For a start, NEA will be implementing a UF of $7.00 and $23.19 for HDB households and landed residential households respectively in Pasir Ris-Tampines and Bedok sectors from 1 July this year. As more contracts for other sectors are renewed, the UF will be progressively reviewed and implemented, first in October 2013 and the next in January 2015. The contracts for all sectors will be renewed by 31 August 2014, and all sectors will be paying the UF by January 2015.
To optimise the use of limited land and landfill space and address the scarcity of land for waste facilities, the NEA has called for a tender in April 2012 to look into an Integrated Waste Management Facility (IWMF). NEA will be appointing a consultant to conduct engineering and consultancy studies to develop the conceptual design of the IWMF, and to recommend engineering design and technology options to optimise resource and energy recovery from waste.
A Pneumatic Refuse Conveyance System (PRCS) will also be implemented at Marina Bay district by 2015. As the population in Singapore grows, a district PRCS presents an important solution to improve the quality of environment in a high-density setting. PRCS is an automated waste collection system. Refuse is conveyed by air suction through a network of pipes to a central location for collection. PRCS is being increasingly adopted as a sustainable solution for waste collection in cities such as Hammarby Sjöstad in Stockholm and the Sino-Singapore Tianjin Eco-city. It can potentially transform waste collection services from a low-skilled, dirty, labour-intensive activity to a high-skilled, clean and high productivity one.
NEA will also be working with the Waste Management and Recycling Association of Singapore (WMRAS) to form three workgroups to identify areas for further improvements in the areas of standards and productivity, work safety framework and adoption of innovation and technology. This would further raise service standards and improve productivity of the industry as a whole.
Better service standards for public waste collection
In the new PWC contracts, households can look forward to a cleaner environment through improved service standards, such as through the use of quieter and cleaner vehicles and compactors. PWCs will be able to respond more quickly to public feedback through a 24-hour customer service hotline. The PWCs will also be providing better recycling infrastructure such as recycling bins of standardised design for each HDB block. Households can also look forward to new incentive schemes for recycling offered by the PWCs.

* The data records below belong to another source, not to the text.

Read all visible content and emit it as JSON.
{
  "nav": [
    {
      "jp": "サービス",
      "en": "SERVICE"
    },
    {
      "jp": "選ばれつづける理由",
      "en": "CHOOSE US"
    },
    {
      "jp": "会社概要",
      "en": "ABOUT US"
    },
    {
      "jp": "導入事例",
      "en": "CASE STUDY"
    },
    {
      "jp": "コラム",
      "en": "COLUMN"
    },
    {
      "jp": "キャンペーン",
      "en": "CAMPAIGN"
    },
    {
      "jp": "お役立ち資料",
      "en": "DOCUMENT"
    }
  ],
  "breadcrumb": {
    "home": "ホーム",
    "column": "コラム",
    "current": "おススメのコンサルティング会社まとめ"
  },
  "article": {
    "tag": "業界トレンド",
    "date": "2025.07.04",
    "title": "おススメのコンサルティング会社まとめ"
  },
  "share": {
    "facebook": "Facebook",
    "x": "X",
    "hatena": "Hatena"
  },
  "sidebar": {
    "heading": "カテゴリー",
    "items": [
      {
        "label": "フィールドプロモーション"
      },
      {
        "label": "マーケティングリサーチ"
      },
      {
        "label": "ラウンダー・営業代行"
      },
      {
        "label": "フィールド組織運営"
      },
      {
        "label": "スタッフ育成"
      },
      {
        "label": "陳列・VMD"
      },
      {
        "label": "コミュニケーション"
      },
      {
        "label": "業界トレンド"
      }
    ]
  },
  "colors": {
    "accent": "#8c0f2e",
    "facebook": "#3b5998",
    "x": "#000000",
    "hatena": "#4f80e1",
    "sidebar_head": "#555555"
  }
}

Mr Andrew Tan, CEO of NEA said, “The consolidation of the waste management industry will allow us to raise the overall standards, skills and productivity of the waste collection sector while ensuring efficiency and affordability. It will benefit households, the industry players, and workers in this sector as we move towards a more sustainable waste management system in Singapore.”